Data records »
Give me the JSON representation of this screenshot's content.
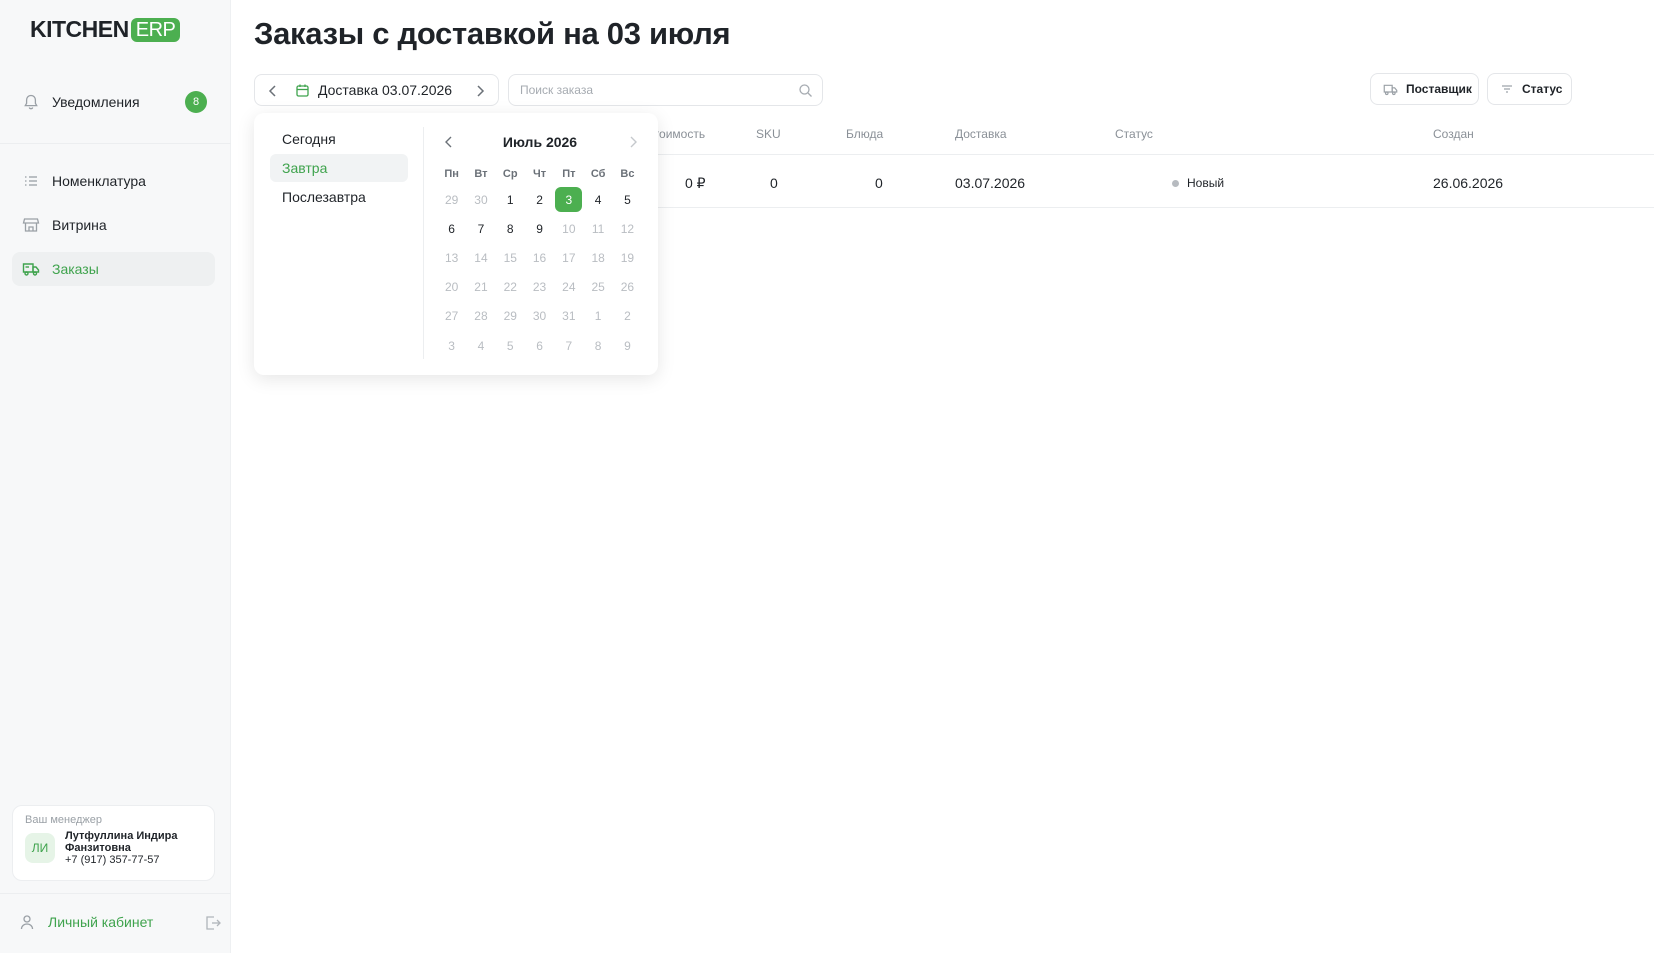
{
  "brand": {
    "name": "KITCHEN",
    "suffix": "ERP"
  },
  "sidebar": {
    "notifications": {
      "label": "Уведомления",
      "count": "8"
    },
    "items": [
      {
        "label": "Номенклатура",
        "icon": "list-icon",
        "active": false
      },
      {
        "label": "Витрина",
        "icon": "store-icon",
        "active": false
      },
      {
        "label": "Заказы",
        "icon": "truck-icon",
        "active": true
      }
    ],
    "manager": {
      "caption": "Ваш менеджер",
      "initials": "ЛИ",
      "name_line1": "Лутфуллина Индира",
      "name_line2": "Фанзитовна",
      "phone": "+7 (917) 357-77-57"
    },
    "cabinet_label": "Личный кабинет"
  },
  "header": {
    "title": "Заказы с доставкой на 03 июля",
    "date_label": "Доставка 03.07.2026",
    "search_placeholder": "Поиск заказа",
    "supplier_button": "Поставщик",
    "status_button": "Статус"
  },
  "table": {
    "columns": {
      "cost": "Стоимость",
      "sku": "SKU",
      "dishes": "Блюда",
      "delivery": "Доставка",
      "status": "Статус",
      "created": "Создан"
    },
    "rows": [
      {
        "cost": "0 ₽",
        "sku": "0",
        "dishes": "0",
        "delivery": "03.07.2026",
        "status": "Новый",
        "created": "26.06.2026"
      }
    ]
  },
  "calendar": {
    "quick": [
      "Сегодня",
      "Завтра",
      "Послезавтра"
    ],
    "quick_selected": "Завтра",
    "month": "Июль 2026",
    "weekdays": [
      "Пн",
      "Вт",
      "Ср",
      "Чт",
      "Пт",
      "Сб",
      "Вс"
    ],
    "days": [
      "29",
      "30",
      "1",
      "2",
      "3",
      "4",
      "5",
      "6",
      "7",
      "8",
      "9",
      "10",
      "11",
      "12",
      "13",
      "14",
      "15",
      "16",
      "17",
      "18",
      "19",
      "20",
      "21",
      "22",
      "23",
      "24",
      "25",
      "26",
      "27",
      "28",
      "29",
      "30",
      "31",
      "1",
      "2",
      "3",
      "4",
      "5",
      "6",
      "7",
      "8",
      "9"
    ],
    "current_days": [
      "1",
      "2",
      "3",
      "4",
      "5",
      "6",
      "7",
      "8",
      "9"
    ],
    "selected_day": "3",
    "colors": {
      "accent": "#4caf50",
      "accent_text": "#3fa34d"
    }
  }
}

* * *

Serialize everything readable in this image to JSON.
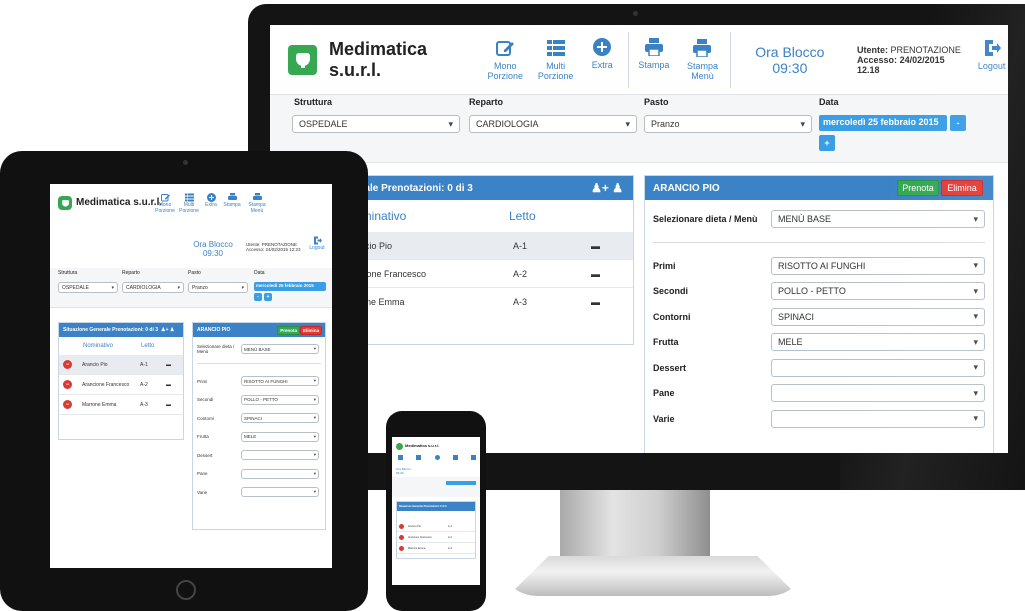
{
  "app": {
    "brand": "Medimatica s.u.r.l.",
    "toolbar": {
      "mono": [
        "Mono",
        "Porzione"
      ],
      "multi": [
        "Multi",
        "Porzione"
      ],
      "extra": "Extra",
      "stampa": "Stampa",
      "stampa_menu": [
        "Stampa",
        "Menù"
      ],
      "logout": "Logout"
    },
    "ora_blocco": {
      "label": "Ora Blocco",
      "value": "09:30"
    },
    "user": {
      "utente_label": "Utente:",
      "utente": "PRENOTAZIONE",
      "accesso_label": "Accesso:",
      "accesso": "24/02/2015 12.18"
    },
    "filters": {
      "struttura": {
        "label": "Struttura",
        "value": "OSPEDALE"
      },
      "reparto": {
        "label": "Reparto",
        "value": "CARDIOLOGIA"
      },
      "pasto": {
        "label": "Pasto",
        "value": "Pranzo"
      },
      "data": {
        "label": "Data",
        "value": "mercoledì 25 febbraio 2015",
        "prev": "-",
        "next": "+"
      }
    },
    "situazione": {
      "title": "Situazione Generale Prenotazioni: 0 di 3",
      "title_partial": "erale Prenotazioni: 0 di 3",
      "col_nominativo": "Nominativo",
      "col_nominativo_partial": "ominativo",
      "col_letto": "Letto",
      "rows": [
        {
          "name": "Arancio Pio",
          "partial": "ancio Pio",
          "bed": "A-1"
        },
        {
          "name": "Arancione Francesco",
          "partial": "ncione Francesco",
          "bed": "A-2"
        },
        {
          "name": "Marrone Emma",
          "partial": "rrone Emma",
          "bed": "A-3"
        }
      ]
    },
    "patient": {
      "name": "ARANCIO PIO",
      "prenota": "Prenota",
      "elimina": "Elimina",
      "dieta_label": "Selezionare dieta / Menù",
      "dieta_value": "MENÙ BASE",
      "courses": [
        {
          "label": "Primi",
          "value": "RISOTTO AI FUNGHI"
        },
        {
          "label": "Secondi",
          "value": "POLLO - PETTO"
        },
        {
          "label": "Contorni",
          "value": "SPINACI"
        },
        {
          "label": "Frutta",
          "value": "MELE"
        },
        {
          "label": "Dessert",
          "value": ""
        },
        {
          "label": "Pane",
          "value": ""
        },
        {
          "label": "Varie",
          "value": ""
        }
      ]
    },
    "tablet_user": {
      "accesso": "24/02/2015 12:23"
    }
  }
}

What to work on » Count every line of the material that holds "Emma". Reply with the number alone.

Result » 2